Offering students boat construction and marine science experiences, Community Boat Building provides students with opportunities to apply mathematics to real world projects and build connections to Boston’s waterfront and maritime industry.
Serving predominantly low income youth of color, a demographic underrepresented in STEM, Community Boat Building uses its hands-on, place based curriculum to bolster students’ engagement in STEM. The program offers access to local, authentic STEM learning environments and projects that allow students to connect more meaningfully with the content they study in school.
“Our mission is to help close the achievement gap in Boston. We use the thing that we are passionate about – building wooden boats – to engage kids in their learning,” says Stockton Reece, Executive Director of Community Boat Building. “Taking the kids out of the school environment and getting them to work on something tangible really helps them view their learning in a different way – it’s exciting, its hands-on, and they can see immediate results.”

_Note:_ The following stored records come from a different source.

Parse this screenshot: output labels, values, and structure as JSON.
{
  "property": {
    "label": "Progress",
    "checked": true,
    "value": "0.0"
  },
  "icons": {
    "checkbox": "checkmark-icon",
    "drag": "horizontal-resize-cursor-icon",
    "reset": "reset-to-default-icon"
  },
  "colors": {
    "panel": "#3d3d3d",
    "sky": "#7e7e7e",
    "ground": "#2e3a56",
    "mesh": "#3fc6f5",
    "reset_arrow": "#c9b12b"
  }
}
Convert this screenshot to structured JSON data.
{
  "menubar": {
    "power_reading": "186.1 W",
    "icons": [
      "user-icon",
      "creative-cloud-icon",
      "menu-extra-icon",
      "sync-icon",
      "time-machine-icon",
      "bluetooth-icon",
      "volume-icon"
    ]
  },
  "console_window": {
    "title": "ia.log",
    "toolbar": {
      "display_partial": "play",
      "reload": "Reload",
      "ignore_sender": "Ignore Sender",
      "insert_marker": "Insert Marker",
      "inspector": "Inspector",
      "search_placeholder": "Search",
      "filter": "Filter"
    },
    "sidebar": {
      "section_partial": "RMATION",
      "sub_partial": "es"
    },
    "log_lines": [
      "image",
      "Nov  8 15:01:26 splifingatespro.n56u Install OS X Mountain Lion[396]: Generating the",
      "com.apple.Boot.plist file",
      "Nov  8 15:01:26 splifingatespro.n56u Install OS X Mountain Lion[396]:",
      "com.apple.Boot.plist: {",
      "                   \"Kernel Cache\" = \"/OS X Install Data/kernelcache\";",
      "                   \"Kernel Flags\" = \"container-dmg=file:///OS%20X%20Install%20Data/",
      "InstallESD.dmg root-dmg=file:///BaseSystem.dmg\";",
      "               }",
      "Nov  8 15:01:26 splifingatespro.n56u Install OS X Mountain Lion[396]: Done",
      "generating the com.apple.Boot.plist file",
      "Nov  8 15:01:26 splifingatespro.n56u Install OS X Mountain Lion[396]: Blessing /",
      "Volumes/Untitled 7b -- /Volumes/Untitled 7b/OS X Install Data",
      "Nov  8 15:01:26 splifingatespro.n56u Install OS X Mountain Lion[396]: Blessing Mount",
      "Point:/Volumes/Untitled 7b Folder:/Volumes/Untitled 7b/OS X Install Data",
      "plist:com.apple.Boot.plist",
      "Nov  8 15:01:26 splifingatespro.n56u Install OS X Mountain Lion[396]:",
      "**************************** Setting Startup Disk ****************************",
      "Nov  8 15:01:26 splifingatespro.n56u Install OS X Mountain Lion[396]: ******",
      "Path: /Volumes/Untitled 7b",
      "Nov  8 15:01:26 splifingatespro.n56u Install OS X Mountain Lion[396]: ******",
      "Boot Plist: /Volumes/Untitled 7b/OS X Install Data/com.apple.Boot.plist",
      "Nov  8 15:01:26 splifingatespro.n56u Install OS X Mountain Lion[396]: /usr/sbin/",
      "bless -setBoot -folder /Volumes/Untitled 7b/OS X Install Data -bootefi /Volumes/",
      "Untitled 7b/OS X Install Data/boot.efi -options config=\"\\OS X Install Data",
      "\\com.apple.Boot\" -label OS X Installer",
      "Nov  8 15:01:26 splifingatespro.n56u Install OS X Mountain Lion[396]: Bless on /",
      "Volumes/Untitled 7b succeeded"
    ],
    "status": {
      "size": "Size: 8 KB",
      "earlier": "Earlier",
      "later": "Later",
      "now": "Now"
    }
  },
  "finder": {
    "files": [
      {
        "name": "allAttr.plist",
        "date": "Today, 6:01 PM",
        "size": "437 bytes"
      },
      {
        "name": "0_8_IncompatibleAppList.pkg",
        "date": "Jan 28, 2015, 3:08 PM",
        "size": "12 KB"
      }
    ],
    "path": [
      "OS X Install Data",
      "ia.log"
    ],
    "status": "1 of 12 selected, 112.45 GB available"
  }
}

Throughout the school year, Community Boat Building transports students in small groups from their classrooms at Young Achievers Math and Science Pilot School and Harvard-Kent Elementary School to the Community Boat Building workshop in Boston’s seaport. At the workshop, students work collaboratively to construct seaworthy wooden rowboats, applying math skills to realize each boat from a set of diagrams and design plans.
“Our students focus on building something tangible and three-dimensional from a two dimensional design while working on their math and their ability to think spatially,” says Reece. “We work really closely with the teachers at our partner schools to make sure that we are meeting the common core standards with lessons that are immediately applicable to what the kids are doing in school.”
Community Boat Building reinforces its boat building program with a water quality testing project in the Fort Point Channel. During this project students row their boats to various points in the channel to place “samplers,” which absorb chemicals in the water. The students form hypotheses about what pollutants might be in the water and test their predictions the following day by analyzing the samplers at Northeastern University’s Marine Science Center.
“The project lends itself to study of a real-world issue, gives students a peak into high-tech scientific inquiry, and offers them an opportunity to advocate on behalf of their city and its waters for a cleaner environment,” says Reece.
Community Boat Building students also complete an oral history project, during which students conduct interviews of Boston’s maritime industry workers, and participate in rowing and sailing lessons. These experiences serve to deepen students’ connection to the waterfront, allow them to take advantage of this rich learning environment, and aid them in developing an understanding of how concepts from school are applied there every day.
“Boston is a maritime city, and our kids can see that but they don’t get much of an opportunity to interact with it,” says Reece. “Our program opens up their world a little bit in that they start to understand that they can be a part of that experience.”